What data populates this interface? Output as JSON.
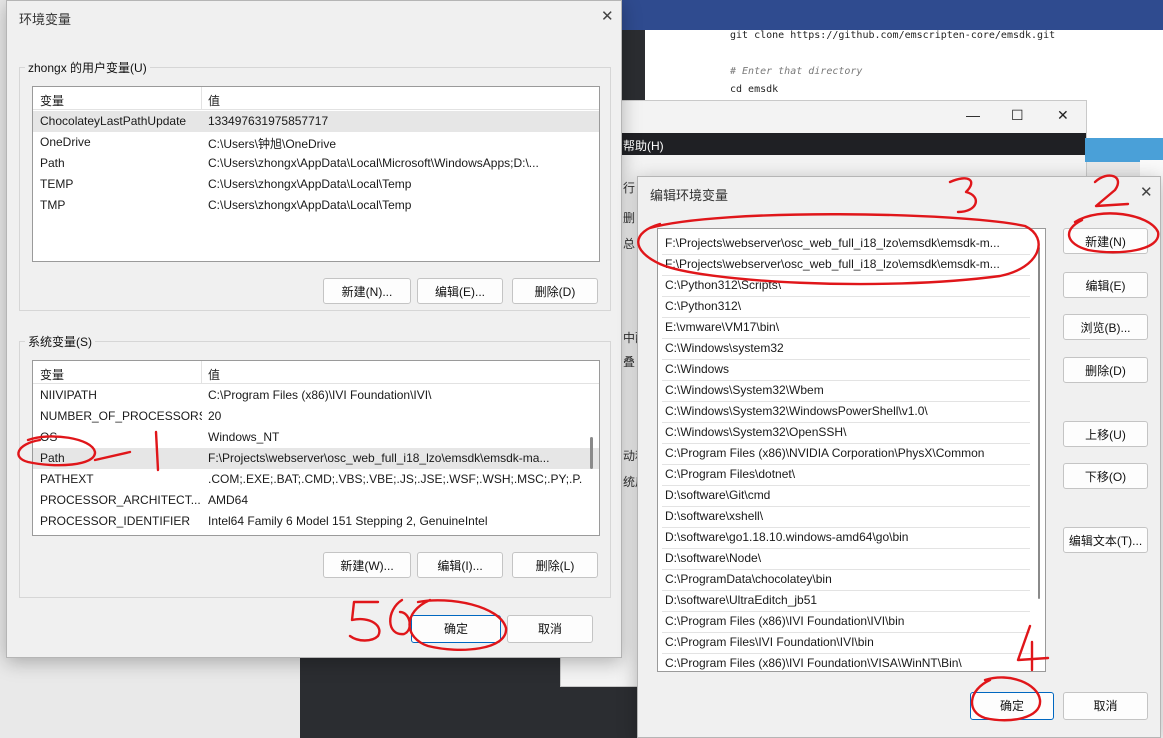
{
  "background": {
    "code_lines": [
      {
        "text": "git clone https://github.com/emscripten-core/emsdk.git",
        "comment": false
      },
      {
        "text": "# Enter that directory",
        "comment": true
      },
      {
        "text": "cd emsdk",
        "comment": false
      }
    ],
    "menu_help": "帮助(H)",
    "side_chips": [
      "行",
      "删",
      "总",
      "中配",
      "叠",
      "动和",
      "统后"
    ]
  },
  "env_dialog": {
    "title": "环境变量",
    "user_group_label": "zhongx 的用户变量(U)",
    "system_group_label": "系统变量(S)",
    "col_variable": "变量",
    "col_value": "值",
    "user_vars": [
      {
        "name": "ChocolateyLastPathUpdate",
        "value": "133497631975857717",
        "selected": true
      },
      {
        "name": "OneDrive",
        "value": "C:\\Users\\钟旭\\OneDrive",
        "selected": false
      },
      {
        "name": "Path",
        "value": "C:\\Users\\zhongx\\AppData\\Local\\Microsoft\\WindowsApps;D:\\...",
        "selected": false
      },
      {
        "name": "TEMP",
        "value": "C:\\Users\\zhongx\\AppData\\Local\\Temp",
        "selected": false
      },
      {
        "name": "TMP",
        "value": "C:\\Users\\zhongx\\AppData\\Local\\Temp",
        "selected": false
      }
    ],
    "system_vars": [
      {
        "name": "NIIVIPATH",
        "value": "C:\\Program Files (x86)\\IVI Foundation\\IVI\\",
        "selected": false
      },
      {
        "name": "NUMBER_OF_PROCESSORS",
        "value": "20",
        "selected": false
      },
      {
        "name": "OS",
        "value": "Windows_NT",
        "selected": false
      },
      {
        "name": "Path",
        "value": "F:\\Projects\\webserver\\osc_web_full_i18_lzo\\emsdk\\emsdk-ma...",
        "selected": true
      },
      {
        "name": "PATHEXT",
        "value": ".COM;.EXE;.BAT;.CMD;.VBS;.VBE;.JS;.JSE;.WSF;.WSH;.MSC;.PY;.P...",
        "selected": false
      },
      {
        "name": "PROCESSOR_ARCHITECT...",
        "value": "AMD64",
        "selected": false
      },
      {
        "name": "PROCESSOR_IDENTIFIER",
        "value": "Intel64 Family 6 Model 151 Stepping 2, GenuineIntel",
        "selected": false
      }
    ],
    "user_buttons": {
      "new": "新建(N)...",
      "edit": "编辑(E)...",
      "delete": "删除(D)"
    },
    "system_buttons": {
      "new": "新建(W)...",
      "edit": "编辑(I)...",
      "delete": "删除(L)"
    },
    "ok": "确定",
    "cancel": "取消"
  },
  "edit_dialog": {
    "title": "编辑环境变量",
    "paths": [
      "F:\\Projects\\webserver\\osc_web_full_i18_lzo\\emsdk\\emsdk-m...",
      "F:\\Projects\\webserver\\osc_web_full_i18_lzo\\emsdk\\emsdk-m...",
      "C:\\Python312\\Scripts\\",
      "C:\\Python312\\",
      "E:\\vmware\\VM17\\bin\\",
      "C:\\Windows\\system32",
      "C:\\Windows",
      "C:\\Windows\\System32\\Wbem",
      "C:\\Windows\\System32\\WindowsPowerShell\\v1.0\\",
      "C:\\Windows\\System32\\OpenSSH\\",
      "C:\\Program Files (x86)\\NVIDIA Corporation\\PhysX\\Common",
      "C:\\Program Files\\dotnet\\",
      "D:\\software\\Git\\cmd",
      "D:\\software\\xshell\\",
      "D:\\software\\go1.18.10.windows-amd64\\go\\bin",
      "D:\\software\\Node\\",
      "C:\\ProgramData\\chocolatey\\bin",
      "D:\\software\\UltraEditch_jb51",
      "C:\\Program Files (x86)\\IVI Foundation\\IVI\\bin",
      "C:\\Program Files\\IVI Foundation\\IVI\\bin",
      "C:\\Program Files (x86)\\IVI Foundation\\VISA\\WinNT\\Bin\\"
    ],
    "buttons": {
      "new": "新建(N)",
      "edit": "编辑(E)",
      "browse": "浏览(B)...",
      "delete": "删除(D)",
      "move_up": "上移(U)",
      "move_down": "下移(O)",
      "edit_text": "编辑文本(T)..."
    },
    "ok": "确定",
    "cancel": "取消"
  },
  "annotations": [
    "1",
    "2",
    "3",
    "4",
    "5"
  ]
}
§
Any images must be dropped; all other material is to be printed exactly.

RESULT FOR THIS EXERCISE >>
What data populates this interface? Output as JSON.
{
  "background": {
    "code_lines": [
      {
        "text": "git clone https://github.com/emscripten-core/emsdk.git",
        "comment": false
      },
      {
        "text": "# Enter that directory",
        "comment": true
      },
      {
        "text": "cd emsdk",
        "comment": false
      }
    ],
    "menu_help": "帮助(H)",
    "side_chips": [
      "行",
      "删",
      "总",
      "中配",
      "叠",
      "动和",
      "统后"
    ]
  },
  "env_dialog": {
    "title": "环境变量",
    "user_group_label": "zhongx 的用户变量(U)",
    "system_group_label": "系统变量(S)",
    "col_variable": "变量",
    "col_value": "值",
    "user_vars": [
      {
        "name": "ChocolateyLastPathUpdate",
        "value": "133497631975857717",
        "selected": true
      },
      {
        "name": "OneDrive",
        "value": "C:\\Users\\钟旭\\OneDrive",
        "selected": false
      },
      {
        "name": "Path",
        "value": "C:\\Users\\zhongx\\AppData\\Local\\Microsoft\\WindowsApps;D:\\...",
        "selected": false
      },
      {
        "name": "TEMP",
        "value": "C:\\Users\\zhongx\\AppData\\Local\\Temp",
        "selected": false
      },
      {
        "name": "TMP",
        "value": "C:\\Users\\zhongx\\AppData\\Local\\Temp",
        "selected": false
      }
    ],
    "system_vars": [
      {
        "name": "NIIVIPATH",
        "value": "C:\\Program Files (x86)\\IVI Foundation\\IVI\\",
        "selected": false
      },
      {
        "name": "NUMBER_OF_PROCESSORS",
        "value": "20",
        "selected": false
      },
      {
        "name": "OS",
        "value": "Windows_NT",
        "selected": false
      },
      {
        "name": "Path",
        "value": "F:\\Projects\\webserver\\osc_web_full_i18_lzo\\emsdk\\emsdk-ma...",
        "selected": true
      },
      {
        "name": "PATHEXT",
        "value": ".COM;.EXE;.BAT;.CMD;.VBS;.VBE;.JS;.JSE;.WSF;.WSH;.MSC;.PY;.P...",
        "selected": false
      },
      {
        "name": "PROCESSOR_ARCHITECT...",
        "value": "AMD64",
        "selected": false
      },
      {
        "name": "PROCESSOR_IDENTIFIER",
        "value": "Intel64 Family 6 Model 151 Stepping 2, GenuineIntel",
        "selected": false
      }
    ],
    "user_buttons": {
      "new": "新建(N)...",
      "edit": "编辑(E)...",
      "delete": "删除(D)"
    },
    "system_buttons": {
      "new": "新建(W)...",
      "edit": "编辑(I)...",
      "delete": "删除(L)"
    },
    "ok": "确定",
    "cancel": "取消"
  },
  "edit_dialog": {
    "title": "编辑环境变量",
    "paths": [
      "F:\\Projects\\webserver\\osc_web_full_i18_lzo\\emsdk\\emsdk-m...",
      "F:\\Projects\\webserver\\osc_web_full_i18_lzo\\emsdk\\emsdk-m...",
      "C:\\Python312\\Scripts\\",
      "C:\\Python312\\",
      "E:\\vmware\\VM17\\bin\\",
      "C:\\Windows\\system32",
      "C:\\Windows",
      "C:\\Windows\\System32\\Wbem",
      "C:\\Windows\\System32\\WindowsPowerShell\\v1.0\\",
      "C:\\Windows\\System32\\OpenSSH\\",
      "C:\\Program Files (x86)\\NVIDIA Corporation\\PhysX\\Common",
      "C:\\Program Files\\dotnet\\",
      "D:\\software\\Git\\cmd",
      "D:\\software\\xshell\\",
      "D:\\software\\go1.18.10.windows-amd64\\go\\bin",
      "D:\\software\\Node\\",
      "C:\\ProgramData\\chocolatey\\bin",
      "D:\\software\\UltraEditch_jb51",
      "C:\\Program Files (x86)\\IVI Foundation\\IVI\\bin",
      "C:\\Program Files\\IVI Foundation\\IVI\\bin",
      "C:\\Program Files (x86)\\IVI Foundation\\VISA\\WinNT\\Bin\\"
    ],
    "buttons": {
      "new": "新建(N)",
      "edit": "编辑(E)",
      "browse": "浏览(B)...",
      "delete": "删除(D)",
      "move_up": "上移(U)",
      "move_down": "下移(O)",
      "edit_text": "编辑文本(T)..."
    },
    "ok": "确定",
    "cancel": "取消"
  },
  "annotations": [
    "1",
    "2",
    "3",
    "4",
    "5"
  ]
}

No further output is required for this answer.